When shopping for a pump there are many things you need to consider, such as the flow rate, the uplift capacity, or even whether they will work underwater. It’s a good idea to get some professional help to ensure you choose the best pump possible for your needs.
One key decision you need to make is whether to invest in submersible pumps or not.
What the Submersible Pump Does
As the name suggests, a submersible pump can be used underwater. If your pump isn’t submersible it's likely to be waterproof and capable of pumping water in the rain but not able to work under the water.
However, in many situations having a pump that works underwater makes sense. Let’s take a look at the advantages and disadvantages of a submersible pump.

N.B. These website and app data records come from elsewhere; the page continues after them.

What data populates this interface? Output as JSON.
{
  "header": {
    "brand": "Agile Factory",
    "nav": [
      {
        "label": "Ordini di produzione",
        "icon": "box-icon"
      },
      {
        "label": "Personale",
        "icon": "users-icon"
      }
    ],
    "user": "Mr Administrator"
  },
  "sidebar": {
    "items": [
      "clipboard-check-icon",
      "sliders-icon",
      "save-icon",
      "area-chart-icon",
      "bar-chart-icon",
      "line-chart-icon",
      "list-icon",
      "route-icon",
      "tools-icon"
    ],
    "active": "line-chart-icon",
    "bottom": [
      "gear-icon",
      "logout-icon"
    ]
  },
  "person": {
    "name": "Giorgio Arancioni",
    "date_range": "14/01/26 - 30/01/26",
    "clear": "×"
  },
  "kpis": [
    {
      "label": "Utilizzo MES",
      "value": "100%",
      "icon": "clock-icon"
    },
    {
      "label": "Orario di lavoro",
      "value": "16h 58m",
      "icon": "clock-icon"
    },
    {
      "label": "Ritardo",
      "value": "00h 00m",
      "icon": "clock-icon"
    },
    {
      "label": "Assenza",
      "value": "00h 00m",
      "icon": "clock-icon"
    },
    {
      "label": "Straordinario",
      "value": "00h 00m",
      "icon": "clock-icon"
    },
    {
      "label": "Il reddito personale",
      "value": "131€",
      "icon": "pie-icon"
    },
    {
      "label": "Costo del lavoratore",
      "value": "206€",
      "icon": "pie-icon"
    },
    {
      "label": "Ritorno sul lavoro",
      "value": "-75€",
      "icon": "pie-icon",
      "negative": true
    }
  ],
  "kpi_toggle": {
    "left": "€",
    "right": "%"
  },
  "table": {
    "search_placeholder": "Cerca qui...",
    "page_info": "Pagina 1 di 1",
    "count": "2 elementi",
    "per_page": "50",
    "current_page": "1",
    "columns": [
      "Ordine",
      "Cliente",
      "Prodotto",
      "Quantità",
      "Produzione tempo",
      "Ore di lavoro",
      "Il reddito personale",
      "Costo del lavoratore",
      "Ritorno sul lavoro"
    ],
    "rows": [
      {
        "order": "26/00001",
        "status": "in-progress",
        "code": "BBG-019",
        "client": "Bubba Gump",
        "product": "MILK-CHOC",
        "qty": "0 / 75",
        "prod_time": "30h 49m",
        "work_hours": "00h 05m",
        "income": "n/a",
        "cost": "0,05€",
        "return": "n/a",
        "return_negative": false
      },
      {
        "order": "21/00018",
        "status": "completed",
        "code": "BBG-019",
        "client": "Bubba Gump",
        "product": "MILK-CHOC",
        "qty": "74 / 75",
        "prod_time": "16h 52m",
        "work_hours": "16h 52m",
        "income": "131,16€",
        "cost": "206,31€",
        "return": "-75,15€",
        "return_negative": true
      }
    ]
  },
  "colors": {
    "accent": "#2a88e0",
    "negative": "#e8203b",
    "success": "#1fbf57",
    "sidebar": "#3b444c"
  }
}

If you’re mining or simply seeking to protect your home from being flooded then a submersible pump doesn’t just make sense, it’s essential. The pup can be located at the lowest point of the mine or your home. It will then remove the water even when it is fully submerged.
In a working situation, this can help you to see what you’re doing. At home, it can ensure the water is pumped out of your home before it causes extensive damage.
Submersible pumps are designed to start as soon as the sensor detects the presence of water. They don’t need to be primed or have any human interference. They are already below water level which means they are primed and can start straight away.
A submersible pump turns on and off as needed reducing your running costs in comparison to monitoring one and manually turning it on and off. But, they also maintain liquid in the head of the pump. This is because they are underwater and it improves the suction in the pump. Consequently, they need less power to work efficiently, again saving you money.
Submersible pumps don’t make a lot of noise and the noise they generate is likely to be absorbed by the water they are sat in. In other words, they’re going to sound virtually silent. The same cannot be said for non-submersible pumps.
You should note that it is not always easy to get to a submersible pump. At home, the t may be shallow making access comparatively easy. But, in many situations, the pump is much deeper in the ground, such as in the well. This can make it very difficult to inspect them or provide routine maintenance.
Pumps that sit in water are more likely to experience corrosion of their parts. Water and metal don’t mix well. Add in the minerals in the water and even the pipes can perish quicker than expected. To eliminate this issue the pumps need to be made of corrosion-resistant material. This increases the cost of manufacturing and subsequently purchasing the pumps.
That’s an important consideration if your budget is limited. Although, with good maintenance, submersible pumps should last longer than non-submersible ones.